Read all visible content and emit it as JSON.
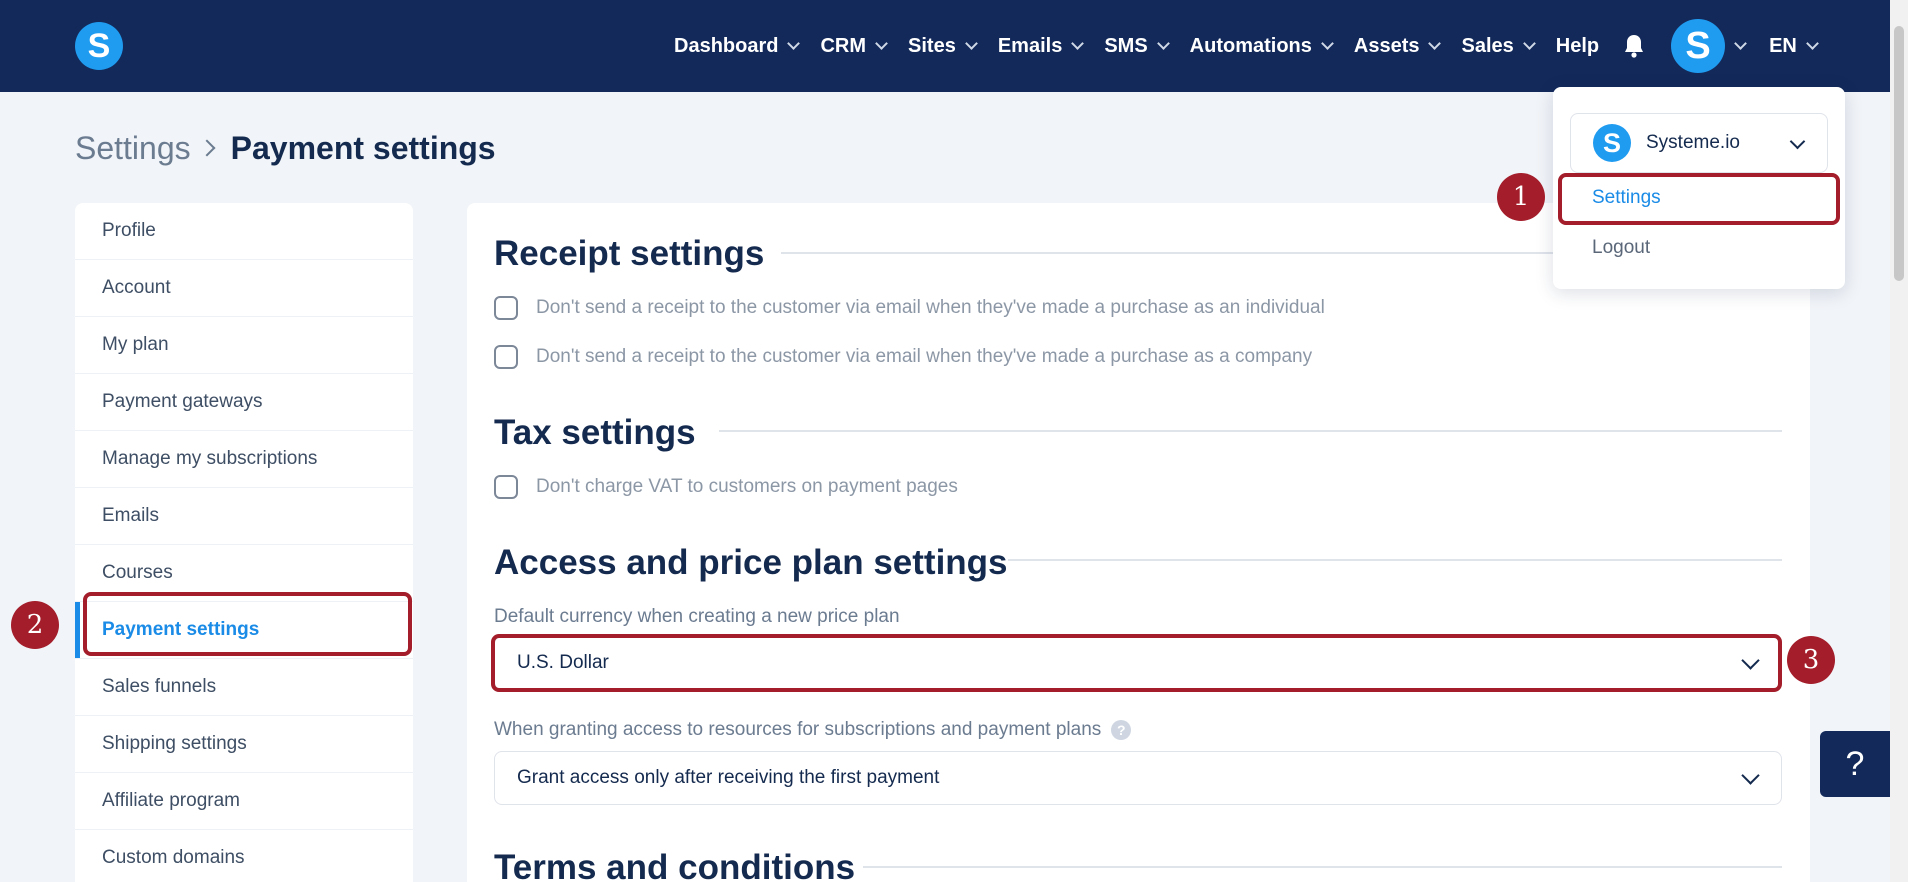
{
  "nav": {
    "items": [
      {
        "label": "Dashboard",
        "chevron": true
      },
      {
        "label": "CRM",
        "chevron": true
      },
      {
        "label": "Sites",
        "chevron": true
      },
      {
        "label": "Emails",
        "chevron": true
      },
      {
        "label": "SMS",
        "chevron": true
      },
      {
        "label": "Automations",
        "chevron": true
      },
      {
        "label": "Assets",
        "chevron": true
      },
      {
        "label": "Sales",
        "chevron": true
      },
      {
        "label": "Help",
        "chevron": false
      }
    ],
    "logo_letter": "S",
    "avatar_letter": "S",
    "language": "EN",
    "icons": {
      "notifications": "bell-icon"
    }
  },
  "breadcrumb": {
    "parent": "Settings",
    "current": "Payment settings"
  },
  "sidebar": {
    "items": [
      {
        "label": "Profile",
        "active": false
      },
      {
        "label": "Account",
        "active": false
      },
      {
        "label": "My plan",
        "active": false
      },
      {
        "label": "Payment gateways",
        "active": false
      },
      {
        "label": "Manage my subscriptions",
        "active": false
      },
      {
        "label": "Emails",
        "active": false
      },
      {
        "label": "Courses",
        "active": false
      },
      {
        "label": "Payment settings",
        "active": true
      },
      {
        "label": "Sales funnels",
        "active": false
      },
      {
        "label": "Shipping settings",
        "active": false
      },
      {
        "label": "Affiliate program",
        "active": false
      },
      {
        "label": "Custom domains",
        "active": false
      }
    ]
  },
  "main": {
    "receipt": {
      "title": "Receipt settings",
      "options": [
        "Don't send a receipt to the customer via email when they've made a purchase as an individual",
        "Don't send a receipt to the customer via email when they've made a purchase as a company"
      ]
    },
    "tax": {
      "title": "Tax settings",
      "options": [
        "Don't charge VAT to customers on payment pages"
      ]
    },
    "access": {
      "title": "Access and price plan settings",
      "currency_label": "Default currency when creating a new price plan",
      "currency_value": "U.S. Dollar",
      "grant_label": "When granting access to resources for subscriptions and payment plans",
      "grant_value": "Grant access only after receiving the first payment"
    },
    "terms": {
      "title": "Terms and conditions"
    }
  },
  "dropdown": {
    "workspace_name": "Systeme.io",
    "workspace_logo_letter": "S",
    "items": [
      "Settings",
      "Logout"
    ]
  },
  "annotations": [
    "1",
    "2",
    "3"
  ],
  "help_widget": "?",
  "colors": {
    "topbar": "#13295a",
    "accent": "#1a8be6",
    "brand": "#1f9bf0",
    "annotation": "#a31d2a"
  }
}
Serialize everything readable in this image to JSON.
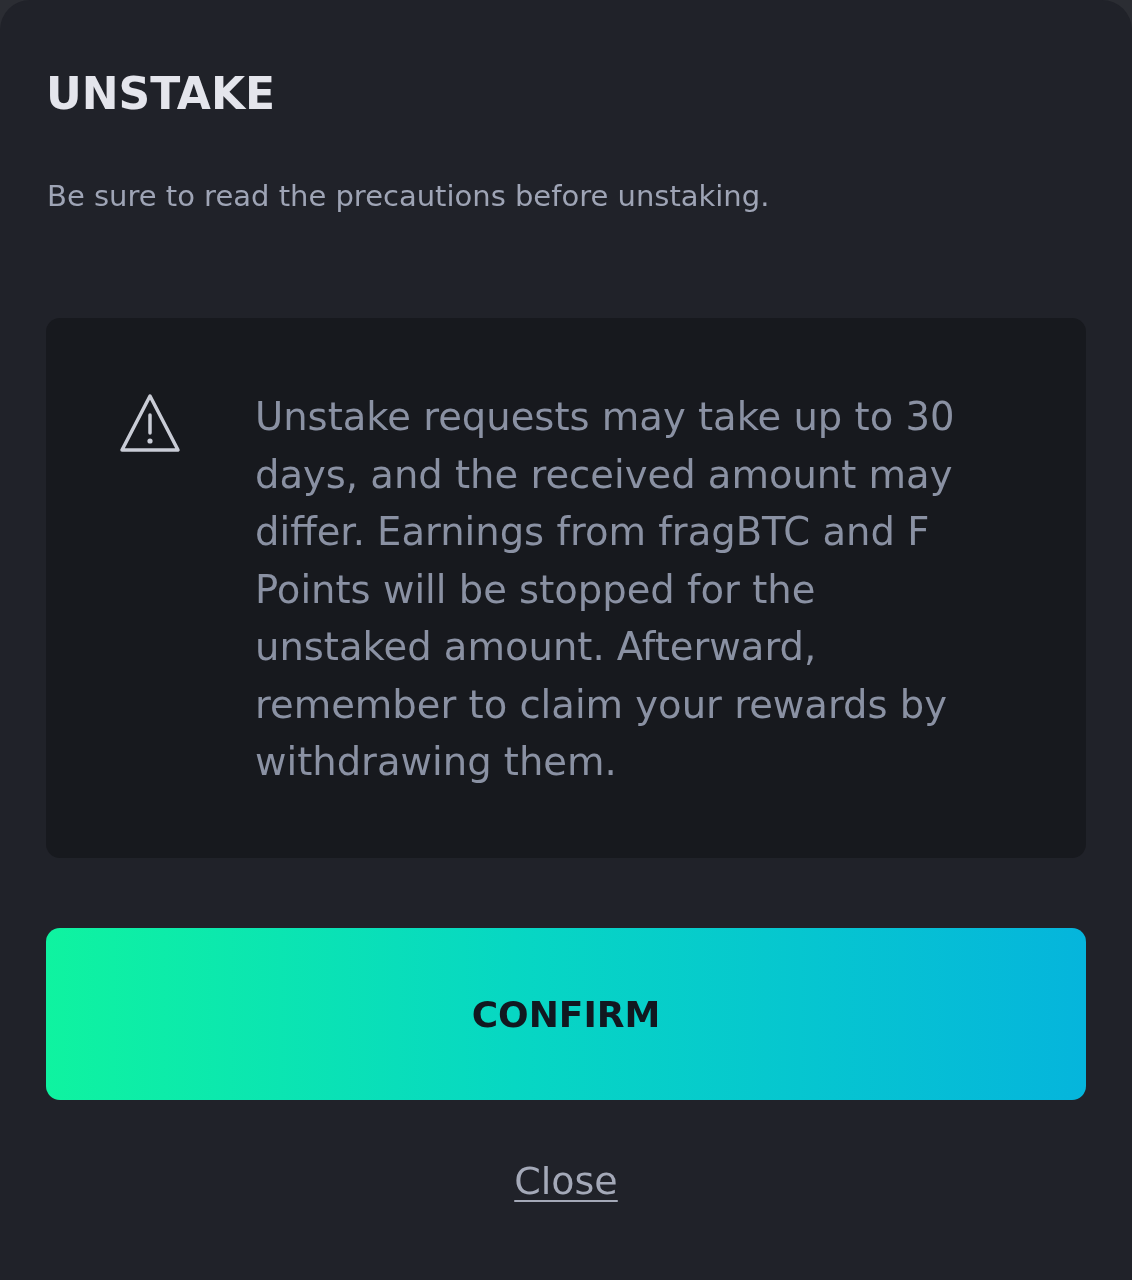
{
  "dialog": {
    "title": "UNSTAKE",
    "subtitle": "Be sure to read the precautions before unstaking."
  },
  "notice": {
    "text": "Unstake requests may take up to 30 days, and the received amount may differ. Earnings from fragBTC and F Points will be stopped for the unstaked amount. Afterward, remember to claim your rewards by withdrawing them."
  },
  "actions": {
    "confirm": "CONFIRM",
    "close": "Close"
  }
}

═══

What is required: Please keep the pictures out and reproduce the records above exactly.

The completed task:
Read all visible content and emit it as JSON.
{
  "nav": {
    "items": [
      {
        "label": "Dashboard",
        "chevron": true
      },
      {
        "label": "CRM",
        "chevron": true
      },
      {
        "label": "Sites",
        "chevron": true
      },
      {
        "label": "Emails",
        "chevron": true
      },
      {
        "label": "SMS",
        "chevron": true
      },
      {
        "label": "Automations",
        "chevron": true
      },
      {
        "label": "Assets",
        "chevron": true
      },
      {
        "label": "Sales",
        "chevron": true
      },
      {
        "label": "Help",
        "chevron": false
      }
    ],
    "logo_letter": "S",
    "avatar_letter": "S",
    "language": "EN",
    "icons": {
      "notifications": "bell-icon"
    }
  },
  "breadcrumb": {
    "parent": "Settings",
    "current": "Payment settings"
  },
  "sidebar": {
    "items": [
      {
        "label": "Profile",
        "active": false
      },
      {
        "label": "Account",
        "active": false
      },
      {
        "label": "My plan",
        "active": false
      },
      {
        "label": "Payment gateways",
        "active": false
      },
      {
        "label": "Manage my subscriptions",
        "active": false
      },
      {
        "label": "Emails",
        "active": false
      },
      {
        "label": "Courses",
        "active": false
      },
      {
        "label": "Payment settings",
        "active": true
      },
      {
        "label": "Sales funnels",
        "active": false
      },
      {
        "label": "Shipping settings",
        "active": false
      },
      {
        "label": "Affiliate program",
        "active": false
      },
      {
        "label": "Custom domains",
        "active": false
      }
    ]
  },
  "main": {
    "receipt": {
      "title": "Receipt settings",
      "options": [
        "Don't send a receipt to the customer via email when they've made a purchase as an individual",
        "Don't send a receipt to the customer via email when they've made a purchase as a company"
      ]
    },
    "tax": {
      "title": "Tax settings",
      "options": [
        "Don't charge VAT to customers on payment pages"
      ]
    },
    "access": {
      "title": "Access and price plan settings",
      "currency_label": "Default currency when creating a new price plan",
      "currency_value": "U.S. Dollar",
      "grant_label": "When granting access to resources for subscriptions and payment plans",
      "grant_value": "Grant access only after receiving the first payment"
    },
    "terms": {
      "title": "Terms and conditions"
    }
  },
  "dropdown": {
    "workspace_name": "Systeme.io",
    "workspace_logo_letter": "S",
    "items": [
      "Settings",
      "Logout"
    ]
  },
  "annotations": [
    "1",
    "2",
    "3"
  ],
  "help_widget": "?",
  "colors": {
    "topbar": "#13295a",
    "accent": "#1a8be6",
    "brand": "#1f9bf0",
    "annotation": "#a31d2a"
  }
}
Serialize everything readable in this image to JSON.
{
  "dialog": {
    "title": "UNSTAKE",
    "subtitle": "Be sure to read the precautions before unstaking."
  },
  "notice": {
    "text": "Unstake requests may take up to 30 days, and the received amount may differ. Earnings from fragBTC and F Points will be stopped for the unstaked amount. Afterward, remember to claim your rewards by withdrawing them."
  },
  "actions": {
    "confirm": "CONFIRM",
    "close": "Close"
  }
}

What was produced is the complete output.